What if I live in a rent-stabilized apartment?
Keep in mind that on June 17, the Rent Guidelines Board (RGB) voted to approve a rent freeze on one-year leases — and for two-year leases, a freeze on the first year and a one percent increase on the second year. So if your rent-stabilized lease starts on or after October 1, your rent shouldn’t increase at all this year (on one-year leases and the first year of two-year leases).
What if I have an issue with my apartment—something breaks, or I need an urgent repair?
Under the state’s PAUSE order, workers like electricians or plumbers are listed as essential, along with “other related construction firms and professionals for essential infrastructure or for emergency repair and safety purposes.” So if you have a serious, emergency issue with your apartment, contact your landlord for help.
But if your landlord is not responding to an urgent request for repairs, you do have recourse: Housing courts are still handling emergency situations, according to Davidson, including a tenant being illegally locked out or a landlord ignoring an urgent repair order. You can also call a hotline run by Housing Court Answers, which offers advice and resources for those without attorneys.
What should I do if my landlord serves me with an eviction notice?
Tenants should not be getting eviction notices at the moment—though, through a sort of loophole, landlords were briefly able to file new eviction cases against tenants. But under Cuomo’s recent executive order, “courts are not allowing landlords to start cases which would end up with tenants being served with notices of petition, the court papers which start the case.”
Tenants may still be issued with a rent demand, but not a notice of petition or actual court papers. “These proceedings are not considered emergency or essential, and so neither the landlords nor their processors are allowed to be out and serving these notices so it ought not happen, because it’s actually against the governor’s executive order,” says Davidson.

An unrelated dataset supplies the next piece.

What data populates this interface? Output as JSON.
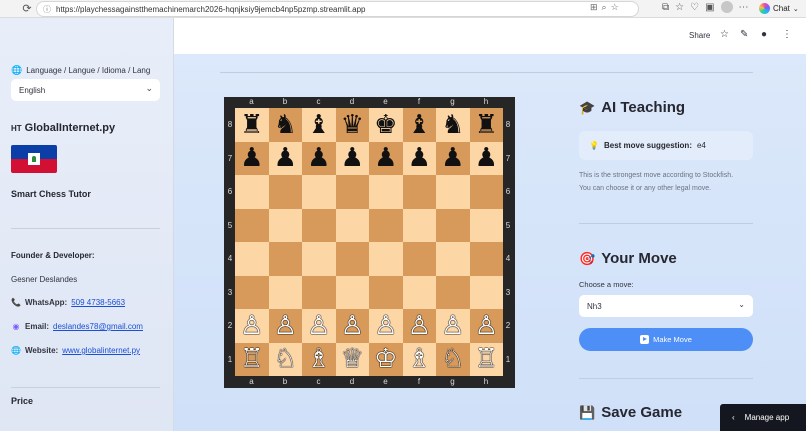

If you do get served an eviction notice, contact the Department of Investigation’s Bureau of City Marshals. And keep in mind that even if the notice asks you to show up in person, you do not have to show up to housing court.
“If they don’t answer in person no harm will come to them, it will not impact the case that will eventually be brought against them, because no cases—unless they’re very specific emergencies—are being allowed to move forward in housing court,” says Davidson.
Can my landlord raise my rent right now?
If you currently have a lease in effect, “that lease governs,” Davidson says. But if you’re at the end of the lease or a month-to-month tenant, a rent increase is still possible (which is one reason why advocates are pushing for a rent freeze or suspension).
Under the new rent laws, renters should get notice if landlords intend to raise their rent by more than 5 percent. If the tenant has lived in the apartment for up to one year, they should get 30 days notice; if they’ve lived there for up to two years, they should get 60 days notice; and if it’s been more than two years, they should get 90 days notice.
What if I’m diagnosed with COVID-19? What are my rights as a tenant?
The Mayor’s Office to Protect Tenants created a guide that addresses some critical issues during the COVID-19 pandemic, including what tenants should know if they’re diagnosed with the disease. “Your landlord cannot evict you, kick you out, or ask you to leave your apartment for having COVID-19,” according to the guidelines—and the same goes if you’re under quarantine at home, or if you’re experiencing harassment or discrimination for other reasons. If any of those things are happening, the office suggests contacting the NYC Commission on Human Rights to file a report.